#### [EXERCISE DESCRIPTION]
Each record has to be repeated exactly as given.

Stored data entries
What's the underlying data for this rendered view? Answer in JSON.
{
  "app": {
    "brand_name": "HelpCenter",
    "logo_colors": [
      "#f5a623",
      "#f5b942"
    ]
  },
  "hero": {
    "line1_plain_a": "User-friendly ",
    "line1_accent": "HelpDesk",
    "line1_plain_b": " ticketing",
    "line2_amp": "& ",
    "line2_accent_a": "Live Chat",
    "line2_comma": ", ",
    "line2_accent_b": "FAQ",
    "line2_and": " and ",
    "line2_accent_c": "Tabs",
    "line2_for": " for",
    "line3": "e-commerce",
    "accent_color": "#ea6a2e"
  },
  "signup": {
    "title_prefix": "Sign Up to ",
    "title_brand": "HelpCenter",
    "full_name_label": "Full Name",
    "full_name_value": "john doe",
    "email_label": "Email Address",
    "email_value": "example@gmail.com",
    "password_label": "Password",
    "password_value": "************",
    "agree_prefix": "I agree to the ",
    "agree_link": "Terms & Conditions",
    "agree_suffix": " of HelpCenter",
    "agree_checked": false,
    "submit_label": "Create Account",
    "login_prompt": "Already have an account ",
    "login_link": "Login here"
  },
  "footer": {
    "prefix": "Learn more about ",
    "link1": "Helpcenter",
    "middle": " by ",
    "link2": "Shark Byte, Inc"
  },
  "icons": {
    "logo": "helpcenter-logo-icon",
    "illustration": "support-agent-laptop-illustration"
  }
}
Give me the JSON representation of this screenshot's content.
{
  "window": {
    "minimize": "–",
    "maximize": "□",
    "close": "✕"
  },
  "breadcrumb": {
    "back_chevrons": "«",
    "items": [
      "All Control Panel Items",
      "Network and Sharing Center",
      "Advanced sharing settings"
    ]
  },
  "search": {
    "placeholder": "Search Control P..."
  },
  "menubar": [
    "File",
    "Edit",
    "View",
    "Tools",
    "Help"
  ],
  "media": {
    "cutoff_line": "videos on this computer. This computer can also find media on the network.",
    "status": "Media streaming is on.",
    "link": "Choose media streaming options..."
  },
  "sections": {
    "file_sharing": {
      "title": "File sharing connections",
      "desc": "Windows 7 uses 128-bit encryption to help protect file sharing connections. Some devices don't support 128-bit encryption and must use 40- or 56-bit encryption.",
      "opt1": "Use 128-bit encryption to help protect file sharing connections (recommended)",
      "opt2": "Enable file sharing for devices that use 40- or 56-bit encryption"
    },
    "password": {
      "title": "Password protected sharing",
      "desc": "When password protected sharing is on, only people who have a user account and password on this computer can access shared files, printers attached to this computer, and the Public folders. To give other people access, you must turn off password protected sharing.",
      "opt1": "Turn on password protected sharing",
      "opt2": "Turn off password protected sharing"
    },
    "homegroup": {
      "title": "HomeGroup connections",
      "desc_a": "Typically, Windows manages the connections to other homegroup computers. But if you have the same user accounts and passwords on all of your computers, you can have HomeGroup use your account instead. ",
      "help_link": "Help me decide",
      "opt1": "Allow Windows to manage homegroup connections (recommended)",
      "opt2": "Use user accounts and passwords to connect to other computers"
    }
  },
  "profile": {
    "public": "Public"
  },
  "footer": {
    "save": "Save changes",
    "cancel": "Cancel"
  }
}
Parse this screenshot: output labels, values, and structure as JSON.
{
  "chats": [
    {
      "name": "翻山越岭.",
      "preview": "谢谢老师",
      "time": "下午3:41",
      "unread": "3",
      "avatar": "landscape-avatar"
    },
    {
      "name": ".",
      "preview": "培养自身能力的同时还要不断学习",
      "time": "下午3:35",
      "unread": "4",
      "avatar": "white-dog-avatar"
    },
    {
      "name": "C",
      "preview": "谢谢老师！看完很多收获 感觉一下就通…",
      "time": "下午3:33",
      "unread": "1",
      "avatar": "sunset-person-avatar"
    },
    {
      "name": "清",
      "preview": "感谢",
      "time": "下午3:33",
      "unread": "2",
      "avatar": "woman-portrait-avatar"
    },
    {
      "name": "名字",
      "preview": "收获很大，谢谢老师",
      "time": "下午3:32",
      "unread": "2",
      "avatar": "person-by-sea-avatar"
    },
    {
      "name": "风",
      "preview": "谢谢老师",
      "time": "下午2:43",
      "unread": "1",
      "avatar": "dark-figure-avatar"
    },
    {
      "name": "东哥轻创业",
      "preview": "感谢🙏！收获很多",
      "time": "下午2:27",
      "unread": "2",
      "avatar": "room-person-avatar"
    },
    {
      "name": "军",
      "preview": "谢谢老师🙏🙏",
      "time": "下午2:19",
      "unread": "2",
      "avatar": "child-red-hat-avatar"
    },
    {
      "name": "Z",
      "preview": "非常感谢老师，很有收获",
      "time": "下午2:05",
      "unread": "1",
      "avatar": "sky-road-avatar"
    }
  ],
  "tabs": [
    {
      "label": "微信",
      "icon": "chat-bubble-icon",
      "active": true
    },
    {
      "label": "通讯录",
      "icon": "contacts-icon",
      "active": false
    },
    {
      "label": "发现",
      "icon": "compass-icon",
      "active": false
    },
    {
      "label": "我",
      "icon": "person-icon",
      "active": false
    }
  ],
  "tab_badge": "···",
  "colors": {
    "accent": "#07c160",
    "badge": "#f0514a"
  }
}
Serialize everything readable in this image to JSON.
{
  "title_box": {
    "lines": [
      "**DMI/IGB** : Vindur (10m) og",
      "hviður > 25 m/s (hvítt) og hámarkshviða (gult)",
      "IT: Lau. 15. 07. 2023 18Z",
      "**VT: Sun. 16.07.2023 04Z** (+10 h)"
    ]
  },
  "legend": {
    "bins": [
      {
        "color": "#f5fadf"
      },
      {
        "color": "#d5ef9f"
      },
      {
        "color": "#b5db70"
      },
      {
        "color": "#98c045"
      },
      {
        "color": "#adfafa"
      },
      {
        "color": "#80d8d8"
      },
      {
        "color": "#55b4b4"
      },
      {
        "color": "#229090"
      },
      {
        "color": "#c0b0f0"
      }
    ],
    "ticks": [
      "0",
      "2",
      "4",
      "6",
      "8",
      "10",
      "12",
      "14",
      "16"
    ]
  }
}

#### [EXERCISE RESPONSE]
What's the underlying data for this rendered view? Answer in JSON.
{
  "app": {
    "brand_name": "HelpCenter",
    "logo_colors": [
      "#f5a623",
      "#f5b942"
    ]
  },
  "hero": {
    "line1_plain_a": "User-friendly ",
    "line1_accent": "HelpDesk",
    "line1_plain_b": " ticketing",
    "line2_amp": "& ",
    "line2_accent_a": "Live Chat",
    "line2_comma": ", ",
    "line2_accent_b": "FAQ",
    "line2_and": " and ",
    "line2_accent_c": "Tabs",
    "line2_for": " for",
    "line3": "e-commerce",
    "accent_color": "#ea6a2e"
  },
  "signup": {
    "title_prefix": "Sign Up to ",
    "title_brand": "HelpCenter",
    "full_name_label": "Full Name",
    "full_name_value": "john doe",
    "email_label": "Email Address",
    "email_value": "example@gmail.com",
    "password_label": "Password",
    "password_value": "************",
    "agree_prefix": "I agree to the ",
    "agree_link": "Terms & Conditions",
    "agree_suffix": " of HelpCenter",
    "agree_checked": false,
    "submit_label": "Create Account",
    "login_prompt": "Already have an account ",
    "login_link": "Login here"
  },
  "footer": {
    "prefix": "Learn more about ",
    "link1": "Helpcenter",
    "middle": " by ",
    "link2": "Shark Byte, Inc"
  },
  "icons": {
    "logo": "helpcenter-logo-icon",
    "illustration": "support-agent-laptop-illustration"
  }
}
Give me the JSON representation of this screenshot's content.
{
  "window": {
    "minimize": "–",
    "maximize": "□",
    "close": "✕"
  },
  "breadcrumb": {
    "back_chevrons": "«",
    "items": [
      "All Control Panel Items",
      "Network and Sharing Center",
      "Advanced sharing settings"
    ]
  },
  "search": {
    "placeholder": "Search Control P..."
  },
  "menubar": [
    "File",
    "Edit",
    "View",
    "Tools",
    "Help"
  ],
  "media": {
    "cutoff_line": "videos on this computer. This computer can also find media on the network.",
    "status": "Media streaming is on.",
    "link": "Choose media streaming options..."
  },
  "sections": {
    "file_sharing": {
      "title": "File sharing connections",
      "desc": "Windows 7 uses 128-bit encryption to help protect file sharing connections. Some devices don't support 128-bit encryption and must use 40- or 56-bit encryption.",
      "opt1": "Use 128-bit encryption to help protect file sharing connections (recommended)",
      "opt2": "Enable file sharing for devices that use 40- or 56-bit encryption"
    },
    "password": {
      "title": "Password protected sharing",
      "desc": "When password protected sharing is on, only people who have a user account and password on this computer can access shared files, printers attached to this computer, and the Public folders. To give other people access, you must turn off password protected sharing.",
      "opt1": "Turn on password protected sharing",
      "opt2": "Turn off password protected sharing"
    },
    "homegroup": {
      "title": "HomeGroup connections",
      "desc_a": "Typically, Windows manages the connections to other homegroup computers. But if you have the same user accounts and passwords on all of your computers, you can have HomeGroup use your account instead. ",
      "help_link": "Help me decide",
      "opt1": "Allow Windows to manage homegroup connections (recommended)",
      "opt2": "Use user accounts and passwords to connect to other computers"
    }
  },
  "profile": {
    "public": "Public"
  },
  "footer": {
    "save": "Save changes",
    "cancel": "Cancel"
  }
}
Parse this screenshot: output labels, values, and structure as JSON.
{
  "chats": [
    {
      "name": "翻山越岭.",
      "preview": "谢谢老师",
      "time": "下午3:41",
      "unread": "3",
      "avatar": "landscape-avatar"
    },
    {
      "name": ".",
      "preview": "培养自身能力的同时还要不断学习",
      "time": "下午3:35",
      "unread": "4",
      "avatar": "white-dog-avatar"
    },
    {
      "name": "C",
      "preview": "谢谢老师！看完很多收获 感觉一下就通…",
      "time": "下午3:33",
      "unread": "1",
      "avatar": "sunset-person-avatar"
    },
    {
      "name": "清",
      "preview": "感谢",
      "time": "下午3:33",
      "unread": "2",
      "avatar": "woman-portrait-avatar"
    },
    {
      "name": "名字",
      "preview": "收获很大，谢谢老师",
      "time": "下午3:32",
      "unread": "2",
      "avatar": "person-by-sea-avatar"
    },
    {
      "name": "风",
      "preview": "谢谢老师",
      "time": "下午2:43",
      "unread": "1",
      "avatar": "dark-figure-avatar"
    },
    {
      "name": "东哥轻创业",
      "preview": "感谢🙏！收获很多",
      "time": "下午2:27",
      "unread": "2",
      "avatar": "room-person-avatar"
    },
    {
      "name": "军",
      "preview": "谢谢老师🙏🙏",
      "time": "下午2:19",
      "unread": "2",
      "avatar": "child-red-hat-avatar"
    },
    {
      "name": "Z",
      "preview": "非常感谢老师，很有收获",
      "time": "下午2:05",
      "unread": "1",
      "avatar": "sky-road-avatar"
    }
  ],
  "tabs": [
    {
      "label": "微信",
      "icon": "chat-bubble-icon",
      "active": true
    },
    {
      "label": "通讯录",
      "icon": "contacts-icon",
      "active": false
    },
    {
      "label": "发现",
      "icon": "compass-icon",
      "active": false
    },
    {
      "label": "我",
      "icon": "person-icon",
      "active": false
    }
  ],
  "tab_badge": "···",
  "colors": {
    "accent": "#07c160",
    "badge": "#f0514a"
  }
}
Serialize everything readable in this image to JSON.
{
  "title_box": {
    "lines": [
      "**DMI/IGB** : Vindur (10m) og",
      "hviður > 25 m/s (hvítt) og hámarkshviða (gult)",
      "IT: Lau. 15. 07. 2023 18Z",
      "**VT: Sun. 16.07.2023 04Z** (+10 h)"
    ]
  },
  "legend": {
    "bins": [
      {
        "color": "#f5fadf"
      },
      {
        "color": "#d5ef9f"
      },
      {
        "color": "#b5db70"
      },
      {
        "color": "#98c045"
      },
      {
        "color": "#adfafa"
      },
      {
        "color": "#80d8d8"
      },
      {
        "color": "#55b4b4"
      },
      {
        "color": "#229090"
      },
      {
        "color": "#c0b0f0"
      }
    ],
    "ticks": [
      "0",
      "2",
      "4",
      "6",
      "8",
      "10",
      "12",
      "14",
      "16"
    ]
  }
}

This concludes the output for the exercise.